Today’s Date: 7/1/23
Show Title: JULIUS CAESAR
Director: Natasia Reinhardt
Staff Crew: Assistant Directors: Cole Metz and Liv Meredith. Dramaturg: Eli Dietrich. Stage Manager: Lillian Malone.
What we did
Acting teacher Michael Blackwood took Portia (Jime), Calphurnia (Carson), and Caska (Archer) to work on their acting choices. Michael used many techniques to inspire the campers to make choices. One of his methods was to ask them to say, “You see?” after every line. What this caused the actors to think about was their intention and application of voice quality in these scenes. While Michael did this, Natasia worked on revising and blocking acts two and three fully. This meant that at the end of rehearsal, we were able to fully rehearse both of those acts! This is super impressive and important because act three is the centerpiece of the play (Caesar dies in that act; spoiler warning). In the end, we ran the camp song a couple of times and worked out some ideas of what it may look like. I would elaborate, but you, gracious readers, will have to wait until the performance on the 16th to hear our wonderful song.
Quick and Quotable
- From the play Michael made an important observation that Portia is not angry, exactly, at Brutus. This allowed Jime to make some wonderful choices, making the character more human-like.
- From the director Natasia is working on making the mob scene in act three into a very ruckus scene. This noise has been delegated really well, which has the impressive effect of both being able to hear the speaking actors while also feeling like the space is alive.
- From the cast THE CAMP SONG IS SO COOL! I cannot wait for readers to watch our show, if not to see the wonderfully creative ideas the campers have had about our song.

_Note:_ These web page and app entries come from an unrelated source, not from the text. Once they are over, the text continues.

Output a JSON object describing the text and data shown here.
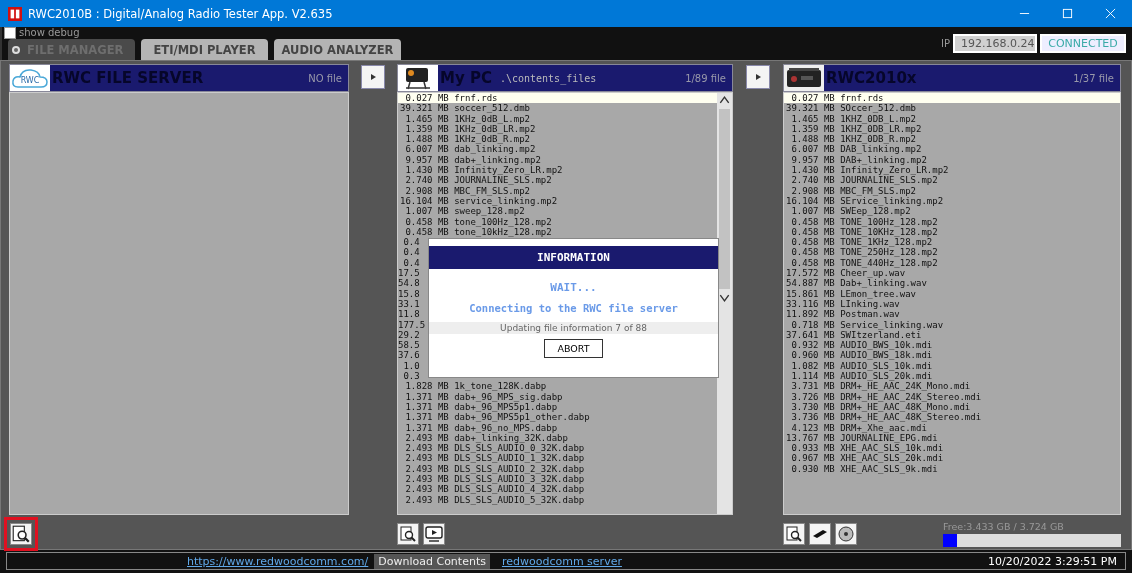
{
  "window": {
    "title": "RWC2010B : Digital/Analog Radio Tester App. V2.635"
  },
  "debug": {
    "label": "show debug",
    "checked": false
  },
  "tabs": [
    {
      "label": "FILE MANAGER",
      "selected": true
    },
    {
      "label": "ETI/MDI PLAYER",
      "selected": false
    },
    {
      "label": "AUDIO ANALYZER",
      "selected": false
    }
  ],
  "connection": {
    "ip_label": "IP",
    "ip": "192.168.0.24",
    "status": "CONNECTED"
  },
  "panels": [
    {
      "kind": "server",
      "title": "RWC FILE SERVER",
      "logo_text": "RWC",
      "count": "NO file",
      "tools": [
        {
          "kind": "search",
          "highlighted": true
        }
      ]
    },
    {
      "kind": "pc",
      "title": "My PC",
      "path": ".\\contents_files",
      "count": "1/89 file",
      "tools": [
        {
          "kind": "search",
          "highlighted": false
        },
        {
          "kind": "video",
          "highlighted": false
        }
      ],
      "rows": [
        {
          "kind": "file",
          "size": "0.027",
          "unit": "MB",
          "name": "frnf.rds",
          "selected": true
        },
        {
          "kind": "file",
          "size": "39.321",
          "unit": "MB",
          "name": "soccer_512.dmb",
          "selected": false
        },
        {
          "kind": "file",
          "size": "1.465",
          "unit": "MB",
          "name": "1KHz_0dB_L.mp2",
          "selected": false
        },
        {
          "kind": "file",
          "size": "1.359",
          "unit": "MB",
          "name": "1KHz_0dB_LR.mp2",
          "selected": false
        },
        {
          "kind": "file",
          "size": "1.488",
          "unit": "MB",
          "name": "1KHz_0dB_R.mp2",
          "selected": false
        },
        {
          "kind": "file",
          "size": "6.007",
          "unit": "MB",
          "name": "dab_linking.mp2",
          "selected": false
        },
        {
          "kind": "file",
          "size": "9.957",
          "unit": "MB",
          "name": "dab+_linking.mp2",
          "selected": false
        },
        {
          "kind": "file",
          "size": "1.430",
          "unit": "MB",
          "name": "Infinity_Zero_LR.mp2",
          "selected": false
        },
        {
          "kind": "file",
          "size": "2.740",
          "unit": "MB",
          "name": "JOURNALINE_SLS.mp2",
          "selected": false
        },
        {
          "kind": "file",
          "size": "2.908",
          "unit": "MB",
          "name": "MBC_FM_SLS.mp2",
          "selected": false
        },
        {
          "kind": "file",
          "size": "16.104",
          "unit": "MB",
          "name": "service_linking.mp2",
          "selected": false
        },
        {
          "kind": "file",
          "size": "1.007",
          "unit": "MB",
          "name": "sweep_128.mp2",
          "selected": false
        },
        {
          "kind": "file",
          "size": "0.458",
          "unit": "MB",
          "name": "tone_100Hz_128.mp2",
          "selected": false
        },
        {
          "kind": "file",
          "size": "0.458",
          "unit": "MB",
          "name": "tone_10kHz_128.mp2",
          "selected": false
        },
        {
          "kind": "cut",
          "text": "0.4",
          "selected": false
        },
        {
          "kind": "cut",
          "text": "0.4",
          "selected": false
        },
        {
          "kind": "cut",
          "text": "0.4",
          "selected": false
        },
        {
          "kind": "cut",
          "text": "17.5",
          "selected": false
        },
        {
          "kind": "cut",
          "text": "54.8",
          "selected": false
        },
        {
          "kind": "cut",
          "text": "15.8",
          "selected": false
        },
        {
          "kind": "cut",
          "text": "33.1",
          "selected": false
        },
        {
          "kind": "cut",
          "text": "11.8",
          "selected": false
        },
        {
          "kind": "cut",
          "text": "177.5",
          "selected": false
        },
        {
          "kind": "cut",
          "text": "29.2",
          "selected": false
        },
        {
          "kind": "cut",
          "text": "58.5",
          "selected": false
        },
        {
          "kind": "cut",
          "text": "37.6",
          "selected": false
        },
        {
          "kind": "cut",
          "text": "1.0",
          "selected": false
        },
        {
          "kind": "cut",
          "text": "0.3",
          "selected": false
        },
        {
          "kind": "file",
          "size": "1.828",
          "unit": "MB",
          "name": "1k_tone_128K.dabp",
          "selected": false
        },
        {
          "kind": "file",
          "size": "1.371",
          "unit": "MB",
          "name": "dab+_96_MPS_sig.dabp",
          "selected": false
        },
        {
          "kind": "file",
          "size": "1.371",
          "unit": "MB",
          "name": "dab+_96_MPS5p1.dabp",
          "selected": false
        },
        {
          "kind": "file",
          "size": "1.371",
          "unit": "MB",
          "name": "dab+_96_MPS5p1_other.dabp",
          "selected": false
        },
        {
          "kind": "file",
          "size": "1.371",
          "unit": "MB",
          "name": "dab+_96_no_MPS.dabp",
          "selected": false
        },
        {
          "kind": "file",
          "size": "2.493",
          "unit": "MB",
          "name": "dab+_linking_32K.dabp",
          "selected": false
        },
        {
          "kind": "file",
          "size": "2.493",
          "unit": "MB",
          "name": "DLS_SLS_AUDIO_0_32K.dabp",
          "selected": false
        },
        {
          "kind": "file",
          "size": "2.493",
          "unit": "MB",
          "name": "DLS_SLS_AUDIO_1_32K.dabp",
          "selected": false
        },
        {
          "kind": "file",
          "size": "2.493",
          "unit": "MB",
          "name": "DLS_SLS_AUDIO_2_32K.dabp",
          "selected": false
        },
        {
          "kind": "file",
          "size": "2.493",
          "unit": "MB",
          "name": "DLS_SLS_AUDIO_3_32K.dabp",
          "selected": false
        },
        {
          "kind": "file",
          "size": "2.493",
          "unit": "MB",
          "name": "DLS_SLS_AUDIO_4_32K.dabp",
          "selected": false
        },
        {
          "kind": "file",
          "size": "2.493",
          "unit": "MB",
          "name": "DLS_SLS_AUDIO_5_32K.dabp",
          "selected": false
        }
      ]
    },
    {
      "kind": "device",
      "title": "RWC2010x",
      "count": "1/37 file",
      "tools": [
        {
          "kind": "search",
          "highlighted": false
        },
        {
          "kind": "device",
          "highlighted": false
        },
        {
          "kind": "disk",
          "highlighted": false
        }
      ],
      "rows": [
        {
          "kind": "file",
          "size": "0.027",
          "unit": "MB",
          "name": "frnf.rds",
          "selected": true
        },
        {
          "kind": "file",
          "size": "39.321",
          "unit": "MB",
          "name": "SOccer_512.dmb",
          "selected": false
        },
        {
          "kind": "file",
          "size": "1.465",
          "unit": "MB",
          "name": "1KHZ_0DB_L.mp2",
          "selected": false
        },
        {
          "kind": "file",
          "size": "1.359",
          "unit": "MB",
          "name": "1KHZ_0DB_LR.mp2",
          "selected": false
        },
        {
          "kind": "file",
          "size": "1.488",
          "unit": "MB",
          "name": "1KHZ_0DB_R.mp2",
          "selected": false
        },
        {
          "kind": "file",
          "size": "6.007",
          "unit": "MB",
          "name": "DAB_linking.mp2",
          "selected": false
        },
        {
          "kind": "file",
          "size": "9.957",
          "unit": "MB",
          "name": "DAB+_linking.mp2",
          "selected": false
        },
        {
          "kind": "file",
          "size": "1.430",
          "unit": "MB",
          "name": "Infinity_Zero_LR.mp2",
          "selected": false
        },
        {
          "kind": "file",
          "size": "2.740",
          "unit": "MB",
          "name": "JOURNALINE_SLS.mp2",
          "selected": false
        },
        {
          "kind": "file",
          "size": "2.908",
          "unit": "MB",
          "name": "MBC_FM_SLS.mp2",
          "selected": false
        },
        {
          "kind": "file",
          "size": "16.104",
          "unit": "MB",
          "name": "SErvice_linking.mp2",
          "selected": false
        },
        {
          "kind": "file",
          "size": "1.007",
          "unit": "MB",
          "name": "SWEep_128.mp2",
          "selected": false
        },
        {
          "kind": "file",
          "size": "0.458",
          "unit": "MB",
          "name": "TONE_100Hz_128.mp2",
          "selected": false
        },
        {
          "kind": "file",
          "size": "0.458",
          "unit": "MB",
          "name": "TONE_10KHz_128.mp2",
          "selected": false
        },
        {
          "kind": "file",
          "size": "0.458",
          "unit": "MB",
          "name": "TONE_1KHz_128.mp2",
          "selected": false
        },
        {
          "kind": "file",
          "size": "0.458",
          "unit": "MB",
          "name": "TONE_250Hz_128.mp2",
          "selected": false
        },
        {
          "kind": "file",
          "size": "0.458",
          "unit": "MB",
          "name": "TONE_440Hz_128.mp2",
          "selected": false
        },
        {
          "kind": "file",
          "size": "17.572",
          "unit": "MB",
          "name": "Cheer_up.wav",
          "selected": false
        },
        {
          "kind": "file",
          "size": "54.887",
          "unit": "MB",
          "name": "Dab+_linking.wav",
          "selected": false
        },
        {
          "kind": "file",
          "size": "15.861",
          "unit": "MB",
          "name": "LEmon_tree.wav",
          "selected": false
        },
        {
          "kind": "file",
          "size": "33.116",
          "unit": "MB",
          "name": "LInking.wav",
          "selected": false
        },
        {
          "kind": "file",
          "size": "11.892",
          "unit": "MB",
          "name": "Postman.wav",
          "selected": false
        },
        {
          "kind": "file",
          "size": "0.718",
          "unit": "MB",
          "name": "Service_linking.wav",
          "selected": false
        },
        {
          "kind": "file",
          "size": "37.641",
          "unit": "MB",
          "name": "SWItzerland.eti",
          "selected": false
        },
        {
          "kind": "file",
          "size": "0.932",
          "unit": "MB",
          "name": "AUDIO_BWS_10k.mdi",
          "selected": false
        },
        {
          "kind": "file",
          "size": "0.960",
          "unit": "MB",
          "name": "AUDIO_BWS_18k.mdi",
          "selected": false
        },
        {
          "kind": "file",
          "size": "1.082",
          "unit": "MB",
          "name": "AUDIO_SLS_10k.mdi",
          "selected": false
        },
        {
          "kind": "file",
          "size": "1.114",
          "unit": "MB",
          "name": "AUDIO_SLS_20k.mdi",
          "selected": false
        },
        {
          "kind": "file",
          "size": "3.731",
          "unit": "MB",
          "name": "DRM+_HE_AAC_24K_Mono.mdi",
          "selected": false
        },
        {
          "kind": "file",
          "size": "3.726",
          "unit": "MB",
          "name": "DRM+_HE_AAC_24K_Stereo.mdi",
          "selected": false
        },
        {
          "kind": "file",
          "size": "3.730",
          "unit": "MB",
          "name": "DRM+_HE_AAC_48K_Mono.mdi",
          "selected": false
        },
        {
          "kind": "file",
          "size": "3.736",
          "unit": "MB",
          "name": "DRM+_HE_AAC_48K_Stereo.mdi",
          "selected": false
        },
        {
          "kind": "file",
          "size": "4.123",
          "unit": "MB",
          "name": "DRM+_Xhe_aac.mdi",
          "selected": false
        },
        {
          "kind": "file",
          "size": "13.767",
          "unit": "MB",
          "name": "JOURNALINE_EPG.mdi",
          "selected": false
        },
        {
          "kind": "file",
          "size": "0.933",
          "unit": "MB",
          "name": "XHE_AAC_SLS_10k.mdi",
          "selected": false
        },
        {
          "kind": "file",
          "size": "0.967",
          "unit": "MB",
          "name": "XHE_AAC_SLS_20k.mdi",
          "selected": false
        },
        {
          "kind": "file",
          "size": "0.930",
          "unit": "MB",
          "name": "XHE_AAC_SLS_9k.mdi",
          "selected": false
        }
      ]
    }
  ],
  "storage": {
    "free": "Free:3.433 GB / 3.724 GB",
    "level": 0.08
  },
  "dialog": {
    "title": "INFORMATION",
    "heading": "WAIT...",
    "message": "Connecting to the RWC file server",
    "progress": "Updating file information 7 of 88",
    "button": "ABORT"
  },
  "status_bar": {
    "link": "https://www.redwoodcomm.com/",
    "download": "Download Contents",
    "server_link": "redwoodcomm server",
    "datetime": "10/20/2022 3:29:51 PM"
  }
}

As well as using other teaching techniques, Michael was essential in having the actors search for responses from their scene partners. For example, during Jime’s Portia scene, he had the stand-in for Brutus to turn away from her and not make eye contact. This choice allowed Portia to really seem desperate in her attempts. Michael working with the actors to draw intention from their words will help us make the playfully comprehensive in literary understandability. For example, Archer’s scene as Caska was worked. Making Caska more out of breath and exasperated really influenced his voice quality positively. I can’t wait to see these scenes put up in the playhouse at next Monday’s rehearsal.